I sit and talk with Roberta. In our circle is an English woman, who is sewing as we speak. She was so moved by an exhibition of arpilleras in Cambridge that she had also begun to make arpilleras, addressing the experiences of her own life. One of them, Reflections on violence, very much in the style of the Chilean works and skilful in its detail, hangs in this exhibition. It depicts the Free Tibet protest against the carrying of the Olympic Torch through London on its way to Beijing, and the response of British police and Chinese security personnel.
Also in our little group is Heidi Drahota from Germany, whose dramatic embroidered felt hanging, entitled Cast lead, is situated near the door and arrests the attention of all who enter.
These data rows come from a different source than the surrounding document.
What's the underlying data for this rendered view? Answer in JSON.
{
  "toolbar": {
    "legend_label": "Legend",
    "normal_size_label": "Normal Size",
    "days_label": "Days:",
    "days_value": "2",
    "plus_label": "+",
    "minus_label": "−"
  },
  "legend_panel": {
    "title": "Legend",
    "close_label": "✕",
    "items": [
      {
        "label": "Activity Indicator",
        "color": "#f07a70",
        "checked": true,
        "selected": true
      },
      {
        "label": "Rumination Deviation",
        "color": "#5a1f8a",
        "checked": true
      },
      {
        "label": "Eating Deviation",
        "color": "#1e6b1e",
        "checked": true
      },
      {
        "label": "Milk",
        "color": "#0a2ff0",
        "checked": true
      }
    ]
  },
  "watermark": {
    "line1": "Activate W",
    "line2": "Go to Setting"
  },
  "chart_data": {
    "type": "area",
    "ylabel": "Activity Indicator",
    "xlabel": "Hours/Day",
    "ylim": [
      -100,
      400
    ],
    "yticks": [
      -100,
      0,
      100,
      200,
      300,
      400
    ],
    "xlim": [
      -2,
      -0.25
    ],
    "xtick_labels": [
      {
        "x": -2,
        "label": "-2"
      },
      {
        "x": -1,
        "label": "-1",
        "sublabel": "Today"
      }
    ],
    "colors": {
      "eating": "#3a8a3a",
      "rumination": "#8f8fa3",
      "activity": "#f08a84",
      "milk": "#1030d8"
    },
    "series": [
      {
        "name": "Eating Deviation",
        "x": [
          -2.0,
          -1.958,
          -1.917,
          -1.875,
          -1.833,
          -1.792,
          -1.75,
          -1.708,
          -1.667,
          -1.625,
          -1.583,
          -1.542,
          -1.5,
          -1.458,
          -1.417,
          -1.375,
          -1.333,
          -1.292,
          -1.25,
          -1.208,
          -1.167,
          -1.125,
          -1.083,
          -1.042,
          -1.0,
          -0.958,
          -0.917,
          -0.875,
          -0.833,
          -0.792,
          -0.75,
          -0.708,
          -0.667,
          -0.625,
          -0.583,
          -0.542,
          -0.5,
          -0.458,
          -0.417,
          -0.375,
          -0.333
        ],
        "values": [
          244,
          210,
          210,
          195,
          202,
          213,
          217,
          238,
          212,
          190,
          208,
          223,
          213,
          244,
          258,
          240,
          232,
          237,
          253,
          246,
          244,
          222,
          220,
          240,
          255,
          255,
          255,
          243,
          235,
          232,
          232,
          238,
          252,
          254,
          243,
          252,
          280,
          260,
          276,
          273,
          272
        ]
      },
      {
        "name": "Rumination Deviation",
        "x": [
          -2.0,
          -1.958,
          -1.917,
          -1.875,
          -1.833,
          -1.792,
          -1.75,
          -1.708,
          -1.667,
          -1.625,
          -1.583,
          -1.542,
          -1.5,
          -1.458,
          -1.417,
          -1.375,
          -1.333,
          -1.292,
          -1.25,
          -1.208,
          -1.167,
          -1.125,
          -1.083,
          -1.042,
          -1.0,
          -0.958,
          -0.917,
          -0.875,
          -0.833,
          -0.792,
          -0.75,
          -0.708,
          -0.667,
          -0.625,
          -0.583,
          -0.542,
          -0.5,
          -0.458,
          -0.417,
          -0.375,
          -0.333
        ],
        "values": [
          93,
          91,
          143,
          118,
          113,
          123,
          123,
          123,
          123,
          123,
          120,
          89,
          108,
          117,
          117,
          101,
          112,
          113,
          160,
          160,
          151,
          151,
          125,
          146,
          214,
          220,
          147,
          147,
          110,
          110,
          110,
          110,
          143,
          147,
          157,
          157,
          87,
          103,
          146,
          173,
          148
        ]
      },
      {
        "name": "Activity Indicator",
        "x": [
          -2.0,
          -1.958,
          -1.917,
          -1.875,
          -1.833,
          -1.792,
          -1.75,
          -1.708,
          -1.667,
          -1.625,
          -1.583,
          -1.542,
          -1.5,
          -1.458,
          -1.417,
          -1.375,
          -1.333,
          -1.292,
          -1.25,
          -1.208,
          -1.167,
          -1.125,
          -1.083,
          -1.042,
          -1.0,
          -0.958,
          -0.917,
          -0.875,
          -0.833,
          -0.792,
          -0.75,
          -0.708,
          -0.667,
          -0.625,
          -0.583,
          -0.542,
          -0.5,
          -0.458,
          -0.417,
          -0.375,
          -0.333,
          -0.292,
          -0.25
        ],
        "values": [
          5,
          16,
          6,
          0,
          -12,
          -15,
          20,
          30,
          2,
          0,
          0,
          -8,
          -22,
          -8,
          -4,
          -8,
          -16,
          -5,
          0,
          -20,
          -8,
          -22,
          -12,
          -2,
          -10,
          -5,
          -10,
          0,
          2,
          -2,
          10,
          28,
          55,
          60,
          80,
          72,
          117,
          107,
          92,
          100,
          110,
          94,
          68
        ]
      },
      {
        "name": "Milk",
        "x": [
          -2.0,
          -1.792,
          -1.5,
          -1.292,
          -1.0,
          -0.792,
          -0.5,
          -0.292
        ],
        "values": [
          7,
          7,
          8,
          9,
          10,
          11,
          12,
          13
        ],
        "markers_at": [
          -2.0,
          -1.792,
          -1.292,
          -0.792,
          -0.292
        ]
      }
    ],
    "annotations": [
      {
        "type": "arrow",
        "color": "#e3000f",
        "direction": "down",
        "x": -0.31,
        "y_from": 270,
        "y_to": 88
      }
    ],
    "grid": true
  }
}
She explains that it was her response to Operation Cast Lead, the recent Israeli Military offensive against Gaza, in which defenceless people, many of them women and children, fled for safety into schools and other public buildings and were killed or injured there. For me the hanging threads represent the rain of metal and explosives. The grey forms beneath suggest the destruction of buildings and the red below evokes fire and human carnage.
As we talk, a group of schoolgirls comes in from the street with their teacher. They sit on the floor and Sue Gilmurray, chair of the Movement for the Abolition of War, speaks to them and sings, holding them in rapt attention. Roberta then takes them round the exhibition, engaging them in animated conversation, as I slip out and head for home.
This exhibition was shocking, saddening and exhilarating. For me it was a rallying call to renewed commitment: to say no to violence, public and private, on any scale; to work for the abolition of war and to transform the culture of violence in which women are objectified and subjugated. It also strengthened my awareness of the circles of women’s solidarity that encompass the globe and their resilience and power. This is what Roberta told me: that at the heart of the exhibition was the idea of solidarity and that its purpose, and the goal of each of its artists, was not to provoke compassion but to subvert the system of violence and stimulate change. Amen to that.